**To do**
Report every line of the records below that contains the word "JSON".

┏━━

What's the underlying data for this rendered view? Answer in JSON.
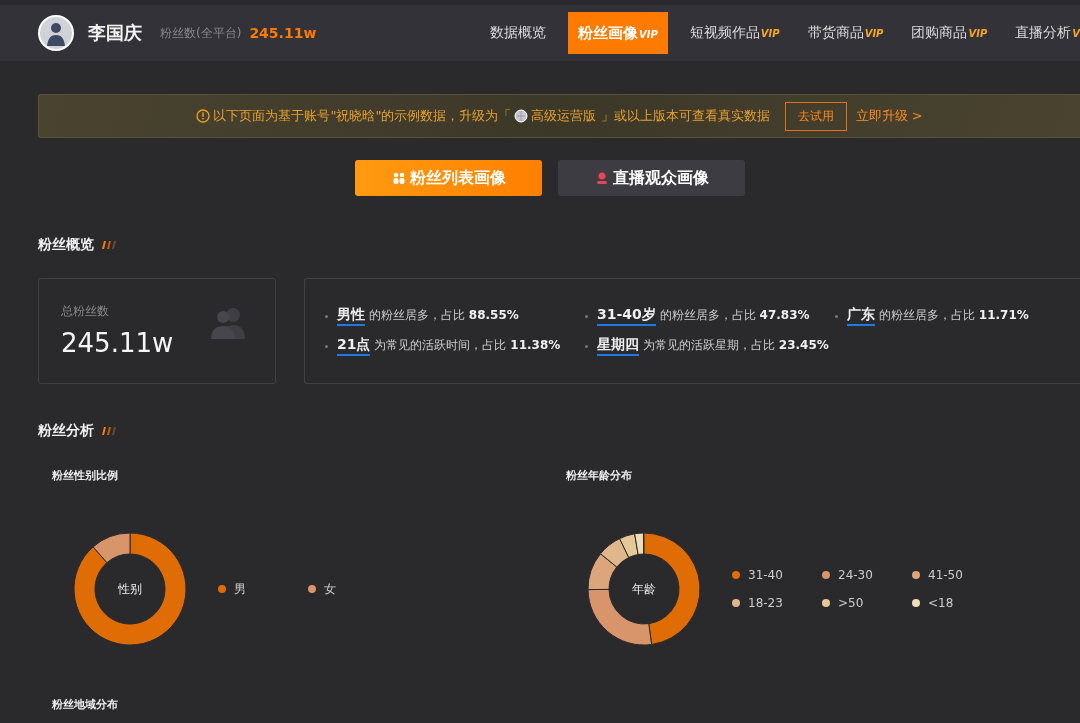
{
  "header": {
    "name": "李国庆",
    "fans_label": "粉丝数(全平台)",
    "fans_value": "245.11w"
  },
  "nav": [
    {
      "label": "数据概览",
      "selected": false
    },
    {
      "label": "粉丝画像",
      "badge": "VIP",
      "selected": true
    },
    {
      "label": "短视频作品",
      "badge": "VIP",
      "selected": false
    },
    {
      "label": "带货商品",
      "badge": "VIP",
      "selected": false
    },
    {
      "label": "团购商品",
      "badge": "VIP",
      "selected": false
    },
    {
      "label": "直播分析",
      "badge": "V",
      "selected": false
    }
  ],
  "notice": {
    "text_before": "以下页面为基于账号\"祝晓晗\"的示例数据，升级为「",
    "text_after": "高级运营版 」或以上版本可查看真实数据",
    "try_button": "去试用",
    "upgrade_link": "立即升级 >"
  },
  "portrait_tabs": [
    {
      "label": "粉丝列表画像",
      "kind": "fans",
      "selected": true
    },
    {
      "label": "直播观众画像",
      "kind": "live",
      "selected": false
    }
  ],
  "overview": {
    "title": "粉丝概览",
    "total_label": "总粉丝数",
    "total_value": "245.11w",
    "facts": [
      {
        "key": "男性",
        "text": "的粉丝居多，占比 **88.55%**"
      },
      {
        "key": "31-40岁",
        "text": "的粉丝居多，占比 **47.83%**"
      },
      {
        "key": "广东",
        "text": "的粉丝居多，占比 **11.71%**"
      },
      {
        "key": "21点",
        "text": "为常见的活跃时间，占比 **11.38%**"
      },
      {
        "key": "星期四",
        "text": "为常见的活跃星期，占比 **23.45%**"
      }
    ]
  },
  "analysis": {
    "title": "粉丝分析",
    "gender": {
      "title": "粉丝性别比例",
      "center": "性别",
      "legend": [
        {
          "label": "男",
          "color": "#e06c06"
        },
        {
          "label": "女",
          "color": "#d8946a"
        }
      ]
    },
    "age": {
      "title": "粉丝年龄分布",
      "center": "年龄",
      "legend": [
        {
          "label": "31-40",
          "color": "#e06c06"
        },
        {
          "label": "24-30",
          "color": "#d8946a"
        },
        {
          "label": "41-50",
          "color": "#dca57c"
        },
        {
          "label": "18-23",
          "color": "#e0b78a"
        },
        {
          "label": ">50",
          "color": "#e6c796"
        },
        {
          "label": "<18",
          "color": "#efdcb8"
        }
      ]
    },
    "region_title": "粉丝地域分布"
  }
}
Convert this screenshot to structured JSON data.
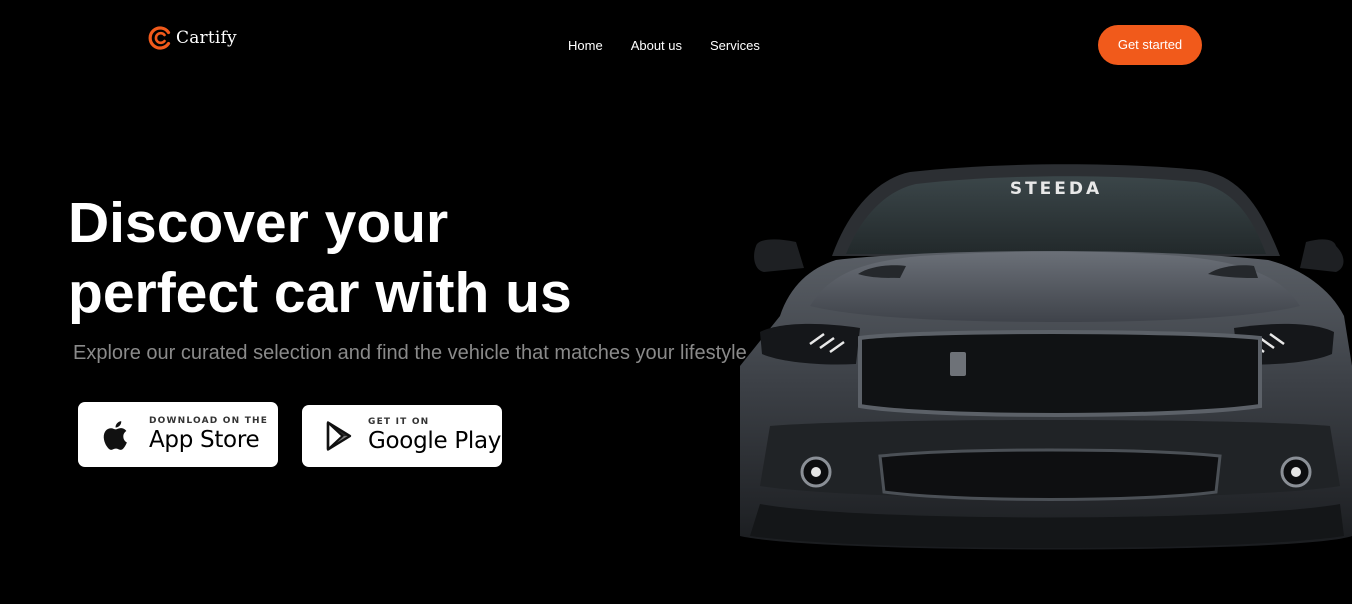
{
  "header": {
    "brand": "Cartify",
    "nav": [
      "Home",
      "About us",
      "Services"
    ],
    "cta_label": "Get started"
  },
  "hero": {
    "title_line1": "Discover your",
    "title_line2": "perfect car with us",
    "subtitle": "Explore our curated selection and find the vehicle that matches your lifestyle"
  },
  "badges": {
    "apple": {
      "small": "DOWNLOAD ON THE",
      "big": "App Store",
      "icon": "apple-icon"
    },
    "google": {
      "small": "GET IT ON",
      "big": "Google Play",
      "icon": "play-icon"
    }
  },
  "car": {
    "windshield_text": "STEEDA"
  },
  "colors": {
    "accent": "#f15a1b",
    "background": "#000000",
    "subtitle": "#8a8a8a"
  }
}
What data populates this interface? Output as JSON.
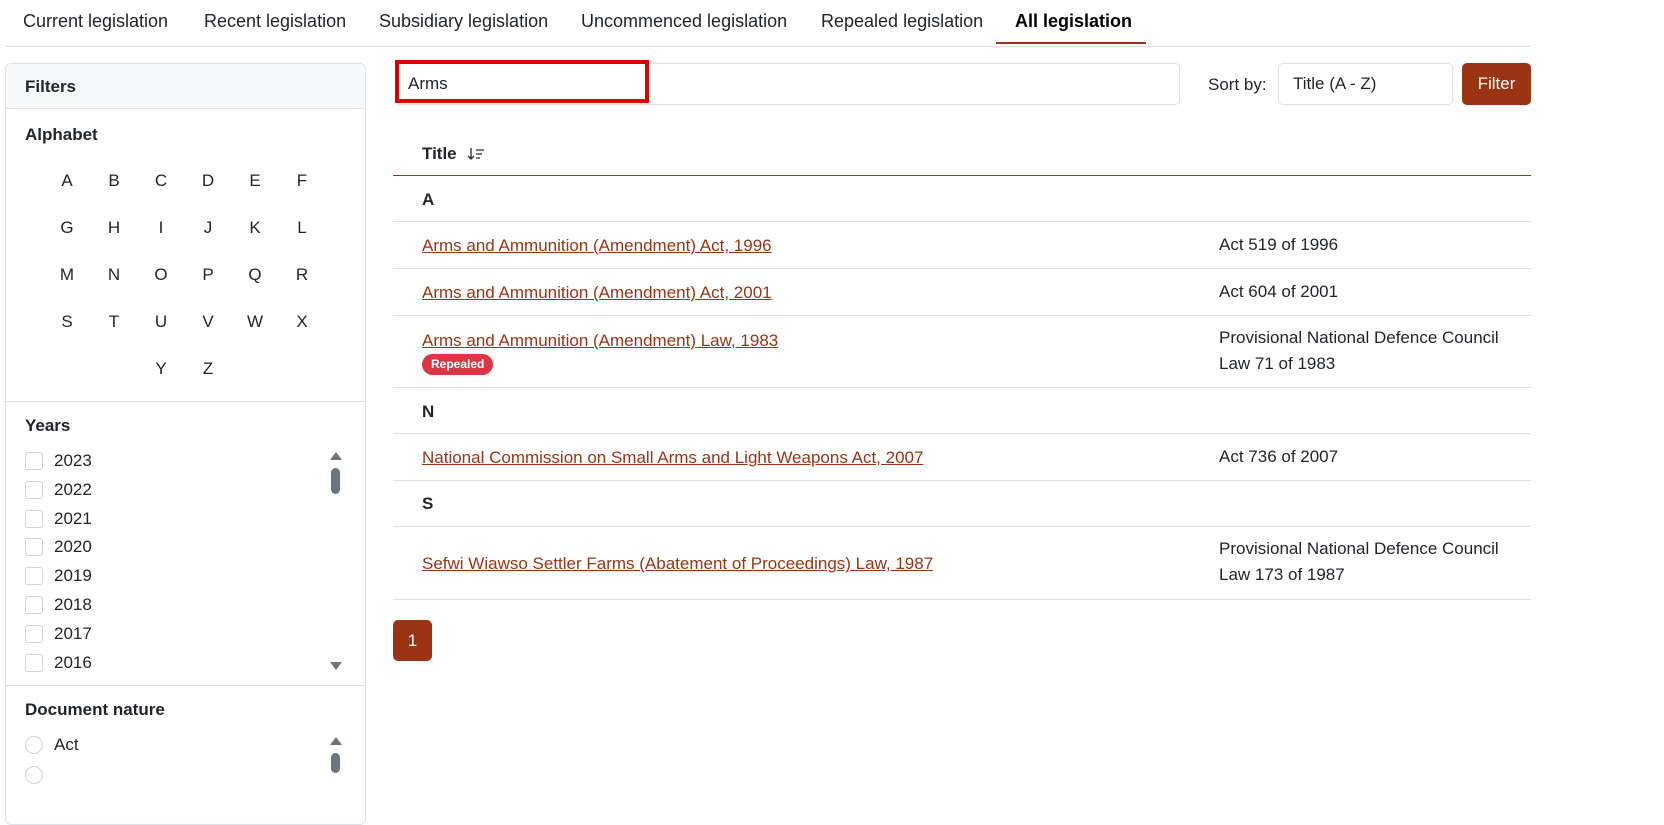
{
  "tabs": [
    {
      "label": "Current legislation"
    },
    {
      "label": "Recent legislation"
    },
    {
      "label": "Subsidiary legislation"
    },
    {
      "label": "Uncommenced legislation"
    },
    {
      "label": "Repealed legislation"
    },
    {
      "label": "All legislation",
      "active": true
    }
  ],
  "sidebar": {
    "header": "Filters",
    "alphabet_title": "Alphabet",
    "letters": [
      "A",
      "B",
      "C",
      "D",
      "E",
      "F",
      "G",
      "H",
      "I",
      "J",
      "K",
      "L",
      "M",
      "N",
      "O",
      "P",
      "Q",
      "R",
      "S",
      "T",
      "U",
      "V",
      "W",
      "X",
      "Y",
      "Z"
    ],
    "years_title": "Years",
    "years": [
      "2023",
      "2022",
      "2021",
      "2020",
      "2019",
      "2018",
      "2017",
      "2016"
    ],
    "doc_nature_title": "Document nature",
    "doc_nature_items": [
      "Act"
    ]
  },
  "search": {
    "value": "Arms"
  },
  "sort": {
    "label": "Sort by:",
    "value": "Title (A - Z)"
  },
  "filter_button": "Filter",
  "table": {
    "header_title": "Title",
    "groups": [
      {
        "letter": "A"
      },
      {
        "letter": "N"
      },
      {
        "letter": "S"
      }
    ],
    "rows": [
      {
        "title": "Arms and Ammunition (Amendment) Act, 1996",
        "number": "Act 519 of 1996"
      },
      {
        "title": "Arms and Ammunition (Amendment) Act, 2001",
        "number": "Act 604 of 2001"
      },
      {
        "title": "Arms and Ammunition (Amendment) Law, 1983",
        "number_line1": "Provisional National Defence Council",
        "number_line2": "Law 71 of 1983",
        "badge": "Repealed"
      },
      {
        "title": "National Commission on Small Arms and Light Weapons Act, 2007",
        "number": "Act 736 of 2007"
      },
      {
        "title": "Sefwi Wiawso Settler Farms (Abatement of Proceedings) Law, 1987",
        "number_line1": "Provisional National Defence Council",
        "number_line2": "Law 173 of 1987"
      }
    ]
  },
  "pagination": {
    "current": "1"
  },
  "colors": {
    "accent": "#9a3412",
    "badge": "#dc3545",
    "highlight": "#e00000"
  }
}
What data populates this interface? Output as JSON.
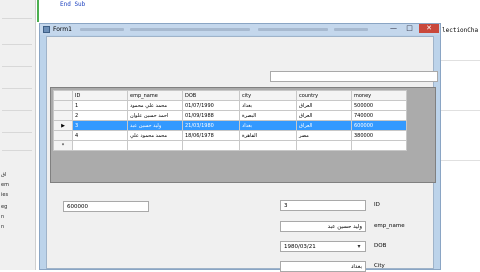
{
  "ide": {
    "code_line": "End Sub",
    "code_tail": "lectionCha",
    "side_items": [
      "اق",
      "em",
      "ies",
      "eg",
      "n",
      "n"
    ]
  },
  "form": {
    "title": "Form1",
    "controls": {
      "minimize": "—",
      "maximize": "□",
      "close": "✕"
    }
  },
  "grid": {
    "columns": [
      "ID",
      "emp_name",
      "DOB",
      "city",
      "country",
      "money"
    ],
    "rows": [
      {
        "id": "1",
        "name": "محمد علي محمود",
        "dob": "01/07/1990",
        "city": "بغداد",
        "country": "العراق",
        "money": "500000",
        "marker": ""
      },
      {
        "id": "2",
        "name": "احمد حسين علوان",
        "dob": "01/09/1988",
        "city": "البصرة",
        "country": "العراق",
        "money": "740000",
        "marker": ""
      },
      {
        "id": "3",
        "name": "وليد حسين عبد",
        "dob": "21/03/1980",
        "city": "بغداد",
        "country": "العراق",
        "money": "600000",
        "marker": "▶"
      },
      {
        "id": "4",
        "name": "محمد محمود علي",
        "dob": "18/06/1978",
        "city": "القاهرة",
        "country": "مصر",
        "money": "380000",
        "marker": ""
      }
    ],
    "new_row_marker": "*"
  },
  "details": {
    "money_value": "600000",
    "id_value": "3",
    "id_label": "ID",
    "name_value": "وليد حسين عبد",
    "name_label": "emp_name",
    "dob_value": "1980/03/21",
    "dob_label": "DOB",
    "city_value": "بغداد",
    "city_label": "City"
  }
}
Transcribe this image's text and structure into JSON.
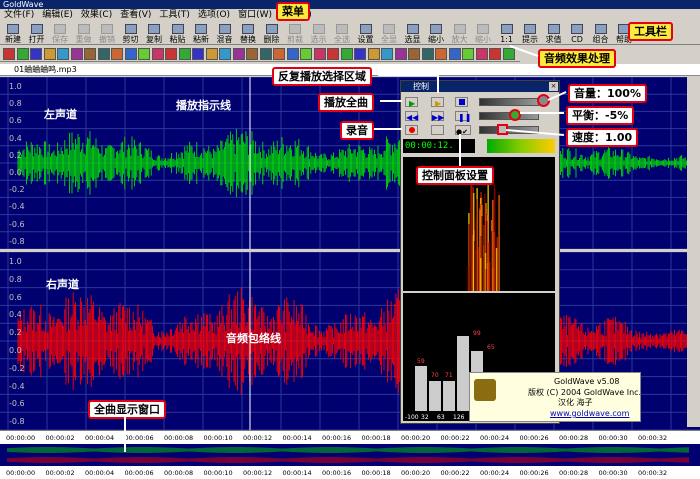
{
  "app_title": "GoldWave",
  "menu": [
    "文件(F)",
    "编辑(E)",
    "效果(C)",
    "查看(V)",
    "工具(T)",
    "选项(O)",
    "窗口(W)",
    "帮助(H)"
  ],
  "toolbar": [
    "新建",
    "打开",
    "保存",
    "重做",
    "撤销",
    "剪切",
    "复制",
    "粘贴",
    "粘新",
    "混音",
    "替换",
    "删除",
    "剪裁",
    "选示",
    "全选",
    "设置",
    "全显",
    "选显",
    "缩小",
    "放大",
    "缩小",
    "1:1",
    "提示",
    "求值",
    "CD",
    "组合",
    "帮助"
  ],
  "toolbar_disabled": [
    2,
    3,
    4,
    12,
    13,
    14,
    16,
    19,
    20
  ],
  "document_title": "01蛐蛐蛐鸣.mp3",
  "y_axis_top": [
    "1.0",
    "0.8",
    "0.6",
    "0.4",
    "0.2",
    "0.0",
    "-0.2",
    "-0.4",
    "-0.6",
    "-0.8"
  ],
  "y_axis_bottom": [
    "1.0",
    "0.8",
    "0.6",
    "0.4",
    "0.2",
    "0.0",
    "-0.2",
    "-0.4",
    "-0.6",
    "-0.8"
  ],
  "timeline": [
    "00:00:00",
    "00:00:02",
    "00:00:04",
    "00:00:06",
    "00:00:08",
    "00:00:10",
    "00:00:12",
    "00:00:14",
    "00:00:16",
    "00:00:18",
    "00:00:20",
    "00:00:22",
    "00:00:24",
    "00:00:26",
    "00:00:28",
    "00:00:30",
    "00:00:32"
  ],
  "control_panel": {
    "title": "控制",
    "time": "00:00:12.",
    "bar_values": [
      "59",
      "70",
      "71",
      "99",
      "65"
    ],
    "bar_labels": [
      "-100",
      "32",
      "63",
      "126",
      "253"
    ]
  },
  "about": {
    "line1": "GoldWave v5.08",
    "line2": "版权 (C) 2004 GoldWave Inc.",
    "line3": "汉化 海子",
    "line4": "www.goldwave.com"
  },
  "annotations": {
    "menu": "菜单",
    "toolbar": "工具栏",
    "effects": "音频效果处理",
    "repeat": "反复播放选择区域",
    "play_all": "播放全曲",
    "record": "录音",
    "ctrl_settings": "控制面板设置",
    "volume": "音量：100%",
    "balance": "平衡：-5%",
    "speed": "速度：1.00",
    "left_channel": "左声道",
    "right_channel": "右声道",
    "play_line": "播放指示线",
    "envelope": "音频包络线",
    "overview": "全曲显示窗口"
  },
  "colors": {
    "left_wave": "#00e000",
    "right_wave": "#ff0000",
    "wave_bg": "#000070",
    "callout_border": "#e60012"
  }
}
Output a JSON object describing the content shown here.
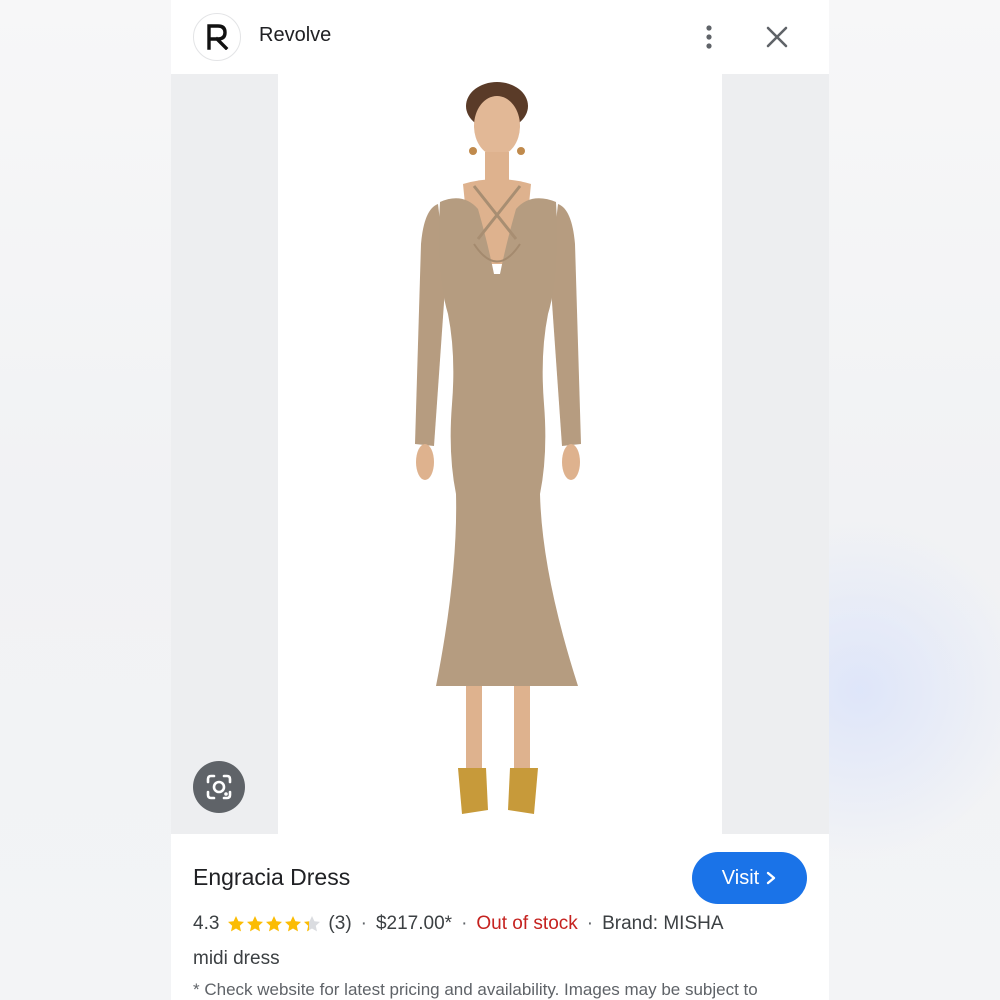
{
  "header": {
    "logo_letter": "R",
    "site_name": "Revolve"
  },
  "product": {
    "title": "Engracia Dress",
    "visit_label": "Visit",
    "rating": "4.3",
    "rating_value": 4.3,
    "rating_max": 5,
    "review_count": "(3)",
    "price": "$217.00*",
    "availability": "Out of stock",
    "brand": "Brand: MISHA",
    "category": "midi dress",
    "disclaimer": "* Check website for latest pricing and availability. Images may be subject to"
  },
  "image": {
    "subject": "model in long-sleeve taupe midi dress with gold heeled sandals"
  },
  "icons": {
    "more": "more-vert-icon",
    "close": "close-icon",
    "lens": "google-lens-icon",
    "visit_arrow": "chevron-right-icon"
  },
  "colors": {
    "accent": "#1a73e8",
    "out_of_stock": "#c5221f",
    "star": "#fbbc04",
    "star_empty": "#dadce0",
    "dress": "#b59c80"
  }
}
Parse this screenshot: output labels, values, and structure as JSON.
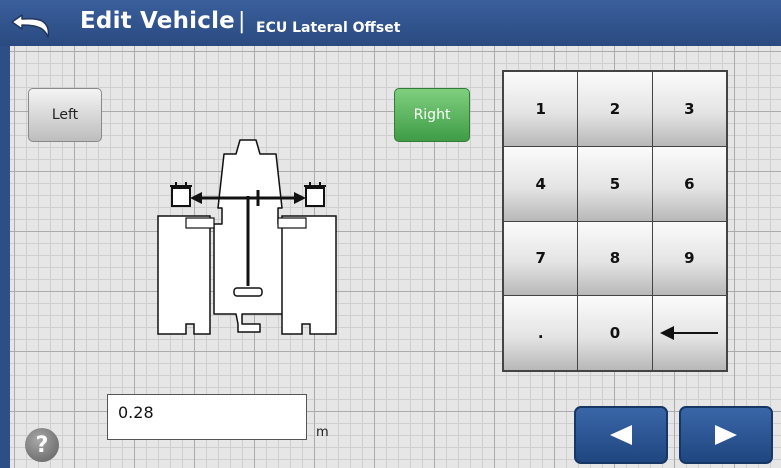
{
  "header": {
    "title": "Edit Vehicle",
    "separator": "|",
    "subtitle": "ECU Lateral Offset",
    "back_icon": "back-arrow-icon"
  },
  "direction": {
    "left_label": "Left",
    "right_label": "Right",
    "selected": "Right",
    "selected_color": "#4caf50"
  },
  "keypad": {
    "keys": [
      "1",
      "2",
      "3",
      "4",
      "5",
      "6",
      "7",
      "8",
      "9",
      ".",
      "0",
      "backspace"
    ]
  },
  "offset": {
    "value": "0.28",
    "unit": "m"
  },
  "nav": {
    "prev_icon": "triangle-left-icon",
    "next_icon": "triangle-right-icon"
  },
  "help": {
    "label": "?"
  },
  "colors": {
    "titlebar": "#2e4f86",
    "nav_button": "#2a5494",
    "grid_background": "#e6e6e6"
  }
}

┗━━

**Answer to the problem**
What's the underlying data for this rendered view? Answer in JSON.
Convert this screenshot to structured JSON data.
What data populates this interface? Output as JSON.
What data populates this interface? Output as JSON.
Transcribe this image's text and structure into JSON.
Output a JSON object describing the content shown here.
Parse this screenshot: output labels, values, and structure as JSON.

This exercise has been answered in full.